Heading towards its end, May brings one more significant reason for celebration in the Republic of Korea. After a whole bunch of holidays on various occasions, beginning with the national Children’s Day (find out more about it in the previous article!), there comes the official time to grow up – The Coming of Age Day. The Koreans celebrate the passage from the careless kingdom of fun and games to the world of responsibilities and rules through a special ceremony and a gaze into the future through the eyes of tradition. And despite the fact that, for better or for worse, the complete growing up never happens for some (of us), neither on the day of coming of age, nor on the day of retirement; there still comes a time when the young adult should embrace their social role and responsibilities.
The transition to the next stage of life is an important event in the cultures around the world, marked by the so called rites of passage. They signify the change in the social status through a range of various ceremonial actions, some of which we often come across in myths and fairy tales. In Korea the crossing of the threshold of adulthood was marked through a special ceremony, which was rooted in the Confucian tradition and put emphasis on the realization of one’s duty and responsibilities to society. The earliest record of this custom leads back to the 10th century and the royal court of the Goryeo dynasty, where during a festive ceremony the crown prince received a piece of clothes, worn by the adult members of society, and thus was recognized as one of them.
Perhaps the noble families soon adopted this model and turned it into a meaningful part of their heirs’ life, spreading it all around the country. Thus the young boys and girls, aged from 15 to 20, took part in a complex ritual, signifying that they are ready to enter adulthood and to build their own families. During the ceremony they payed respect to the elders, as well as to the family ancestors, through the typical low bow, and received the markers of maturity: new adult clothes and the right to style their hair in a special way.
In the course of the ceremony the young man had his hair coiffed into a topknot, called Sang Tu (상투), and put on a Gat (갓) – a cylindrical hat woven from horsehair and bamboo. The young women, on the other hand, gained the right to put up their hair in the traditional bun, called Jjok (쪽), and decorate it with a Binyeo (비녀) – an ornamental hairpin.
However, coming of age did not mean only never ending obligations and restrictions. It came along with a brand new assistant in dealing with life’s hardships – the alcohol. During the ceremony the youngsters received their first sip of it and the right to turn back to its benefits again and again in the future.

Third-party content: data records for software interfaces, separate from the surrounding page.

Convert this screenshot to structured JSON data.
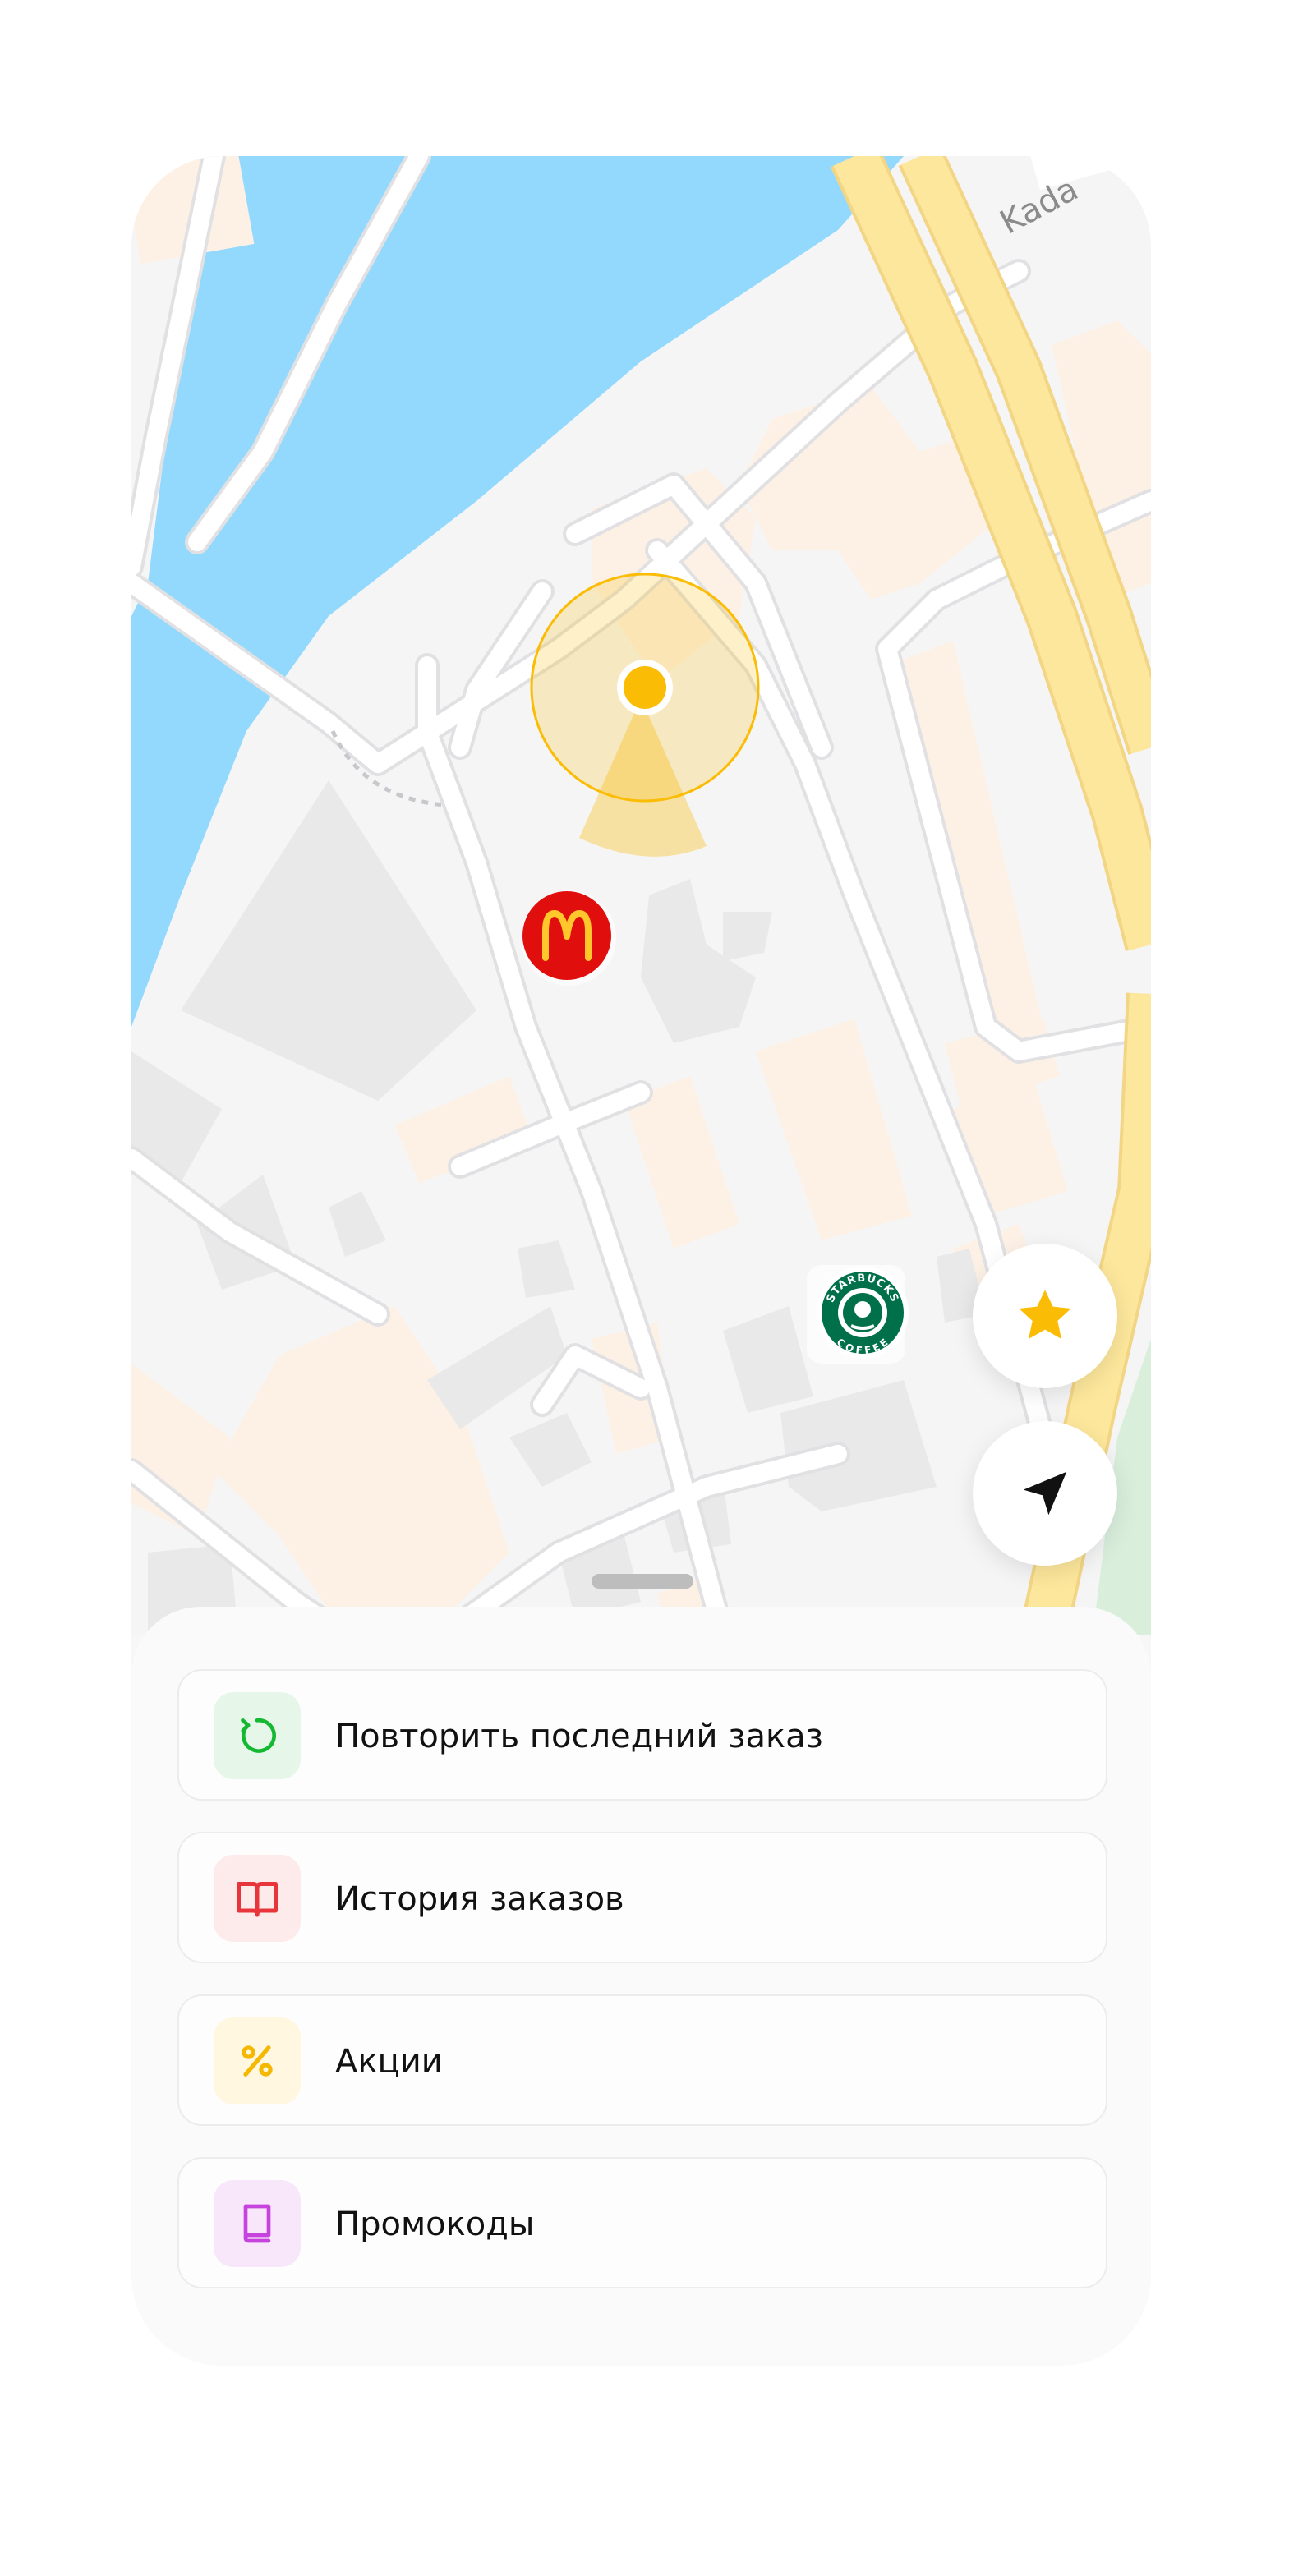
{
  "map": {
    "street_label": "Kada",
    "pins": {
      "mcdonalds": {
        "name": "McDonald's",
        "glyph": "M",
        "color": "#e10e0e",
        "glyph_color": "#ffc72c"
      },
      "starbucks": {
        "top_text": "STARBUCKS",
        "bottom_text": "COFFEE",
        "color": "#00704a"
      }
    },
    "user_location_color": "#fbbc05"
  },
  "controls": {
    "favorites_icon": "star-icon",
    "locate_icon": "navigation-arrow-icon"
  },
  "menu": [
    {
      "label": "Повторить последний заказ",
      "icon": "repeat-icon",
      "icon_bg": "#e6f7ea",
      "icon_color": "#14b831"
    },
    {
      "label": "История заказов",
      "icon": "book-open-icon",
      "icon_bg": "#fdeaea",
      "icon_color": "#e8353b"
    },
    {
      "label": "Акции",
      "icon": "percent-icon",
      "icon_bg": "#fff7e0",
      "icon_color": "#f5b800"
    },
    {
      "label": "Промокоды",
      "icon": "book-icon",
      "icon_bg": "#f8e7fb",
      "icon_color": "#c643de"
    }
  ]
}
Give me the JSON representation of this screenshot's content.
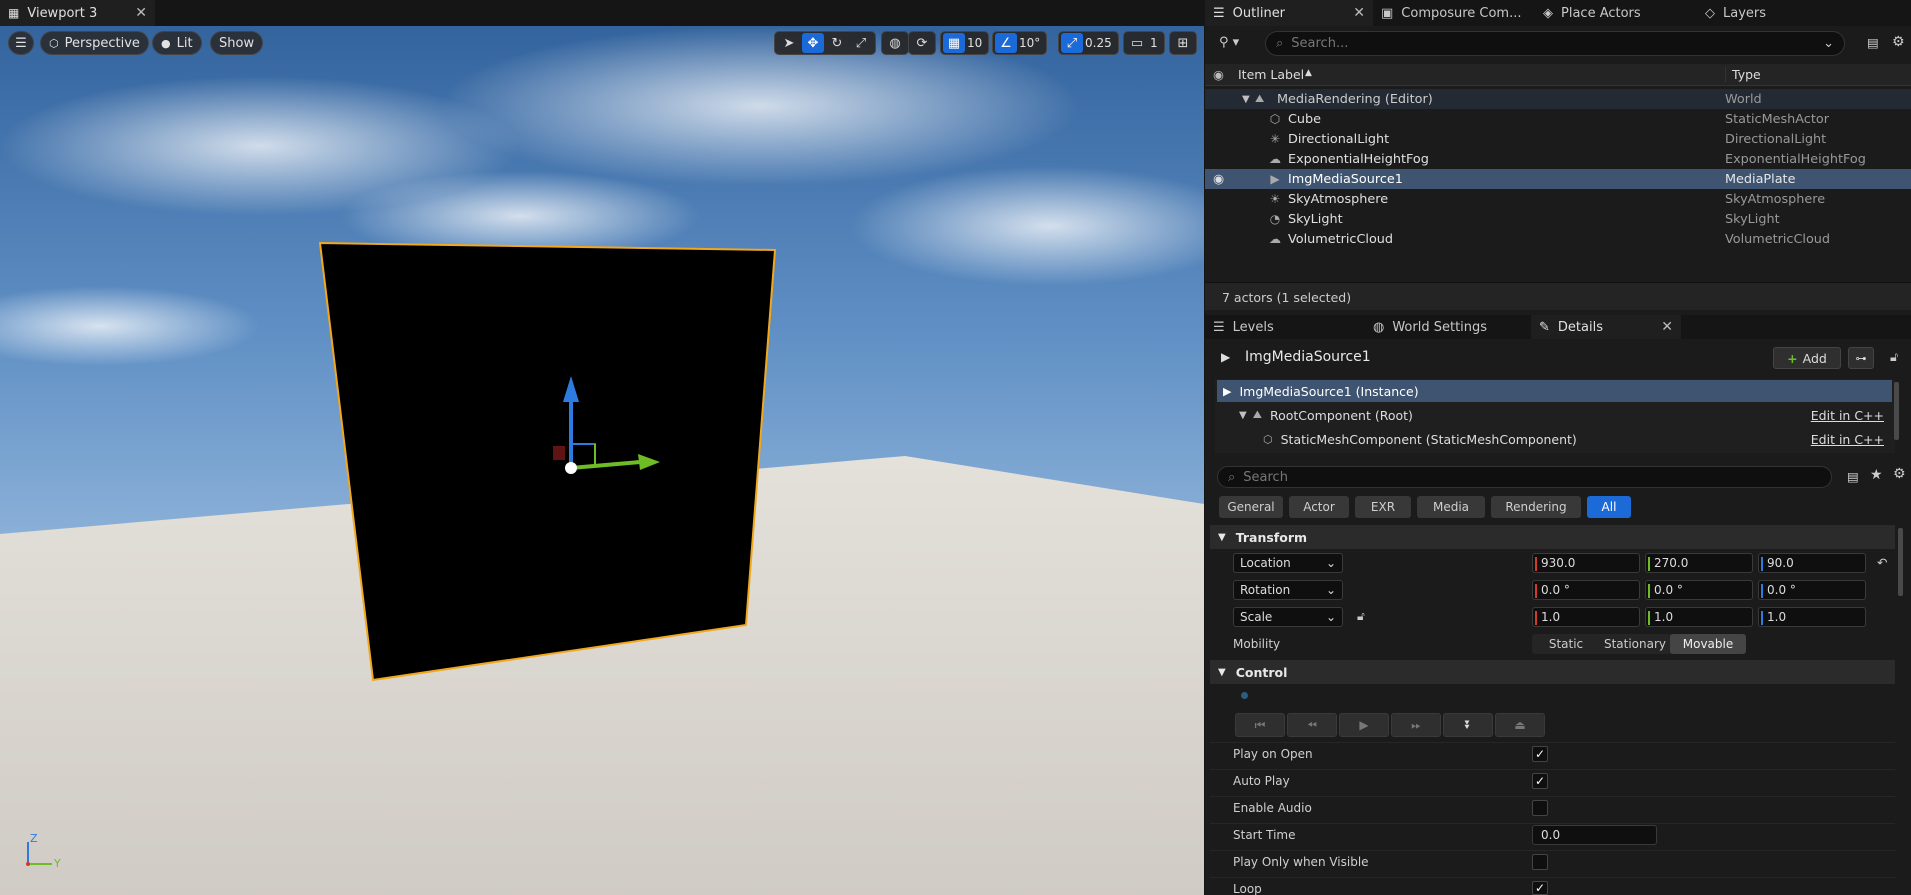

Until the middle of the 20th century such ceremonies could be seen around the country; however soon after they gradually began to fade away. From the 70’s onward various measures have been taken in order to preserve this tradition. Every year the third Monday of May is dedicated to the coming of age with standardized ceremonies taking place at schools and universities. What is more, the Ministry of Culture, Sport and Tourism holds an annual public ceremony in Seoul, in which Koreans turning 19 (and up to 2013 – 20 years old) participate, as well as foreign guests of the city.
Yet the real celebration nowadays happens among friends. On this day they usually exchange gifts with a bouquet of 20 flowers being the most preferred one – corresponding until recently to the age of officially reaching maturity. A perfume is also a common choice symbolizing the idea that a good fragrant is unforgettable, and in a similar way the person using it would become worthy of being remembered. And perhaps the greatest and most cherished gift of all is the first kiss that the lucky ones traditionally receive on this day from their love interests.